Accessed from the beautiful grounds of Yorkshire Museum behind the Lodge on Museum Street, the impressive westernmost Multangular Corner Tower dates from the early fourth century, being built during the campaigns of Constantius Chlorus against the Picts in Scotland. Behind this large defensive work, at the rear of York Library but accessed from Museum Gardens through a postern gate in the north-western wall, are the remains of an interval tower from the original fortress built by the Ninth Legion over two-hundred years previously. Close to this are the somewhat more substantial ruins of the Anglian Tower, which was presumably built to repair a breach in the original Roman wall sometime during the 6th-8th centuries. This was subsequently buried beneath an earthen embankment after the capture of Jorvik by the Vikings 866AD. There is an interesting display to the north of the tower complex which shows the successive levels of the city's defences over the ages.
|The North-Eastern City Wall
The original fortress wall lies deep
beneath this visible section, which
dates merely to the Middle Ages.
Almost all of the city wall to be seen in modern York dates to the Medieval period. In general, these later defences were built immediately upon the ramparts of the former legionary fortress, following their line, and apart from the sites mentioned above, there are no visible Roman remains above ground-level.
There are many walks along various parts of the Medieval city walls, all of which are highly recommended, not only those which happen to overlook the Roman sites. The grassy embankments which front many of the existing stretches of city wall date only to the Viking times, and are reputedly very beautiful in the springtime, by dint of their being extensively planted with daffodils.
|Ye Olde Starre Inne[-rating 9/10.]|
|Opening Times: ?|
|Beer: Theakstons Best, Old Peculiar, XB & John Smith's Magnet Ale.|
|Food: Food served every day between 11:30 and 19:00. Good Chalkboard menu, separate Children's Menu.|
|Comments: Children welcome before 6 p.m., but not in the bar area.|

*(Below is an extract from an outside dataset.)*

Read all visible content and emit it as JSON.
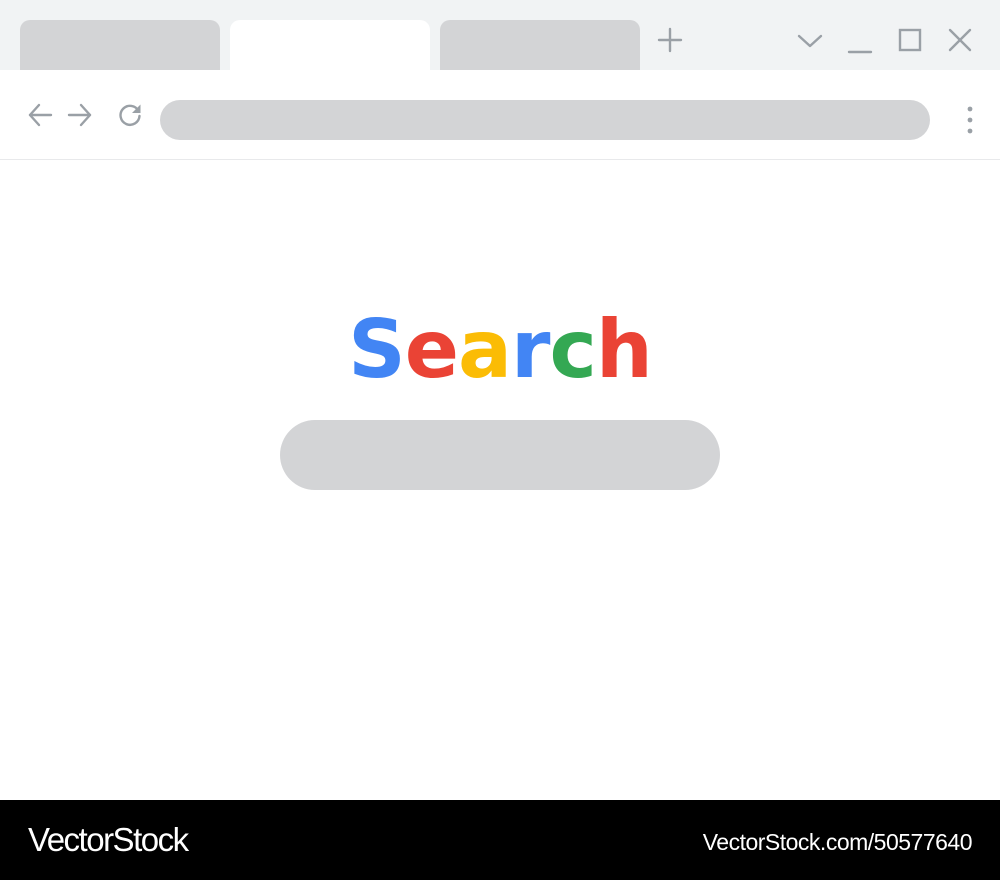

The Starre is the oldest licenced pub in York, though not the oldest building used as a pub. Built sometime during the 1500's, the inn was occupied by parliamentary forces throughout the Siege of York during the English Civil War in 1644. The original rent for the advertising banner across Stonegate was five shillings a year, which was paid to the owner of the building opposite on the proviso that the monies were to be spent in the Starre Inne. The text on the left is reproduced verbatim from the notice-board in the alleyway leading to the pub.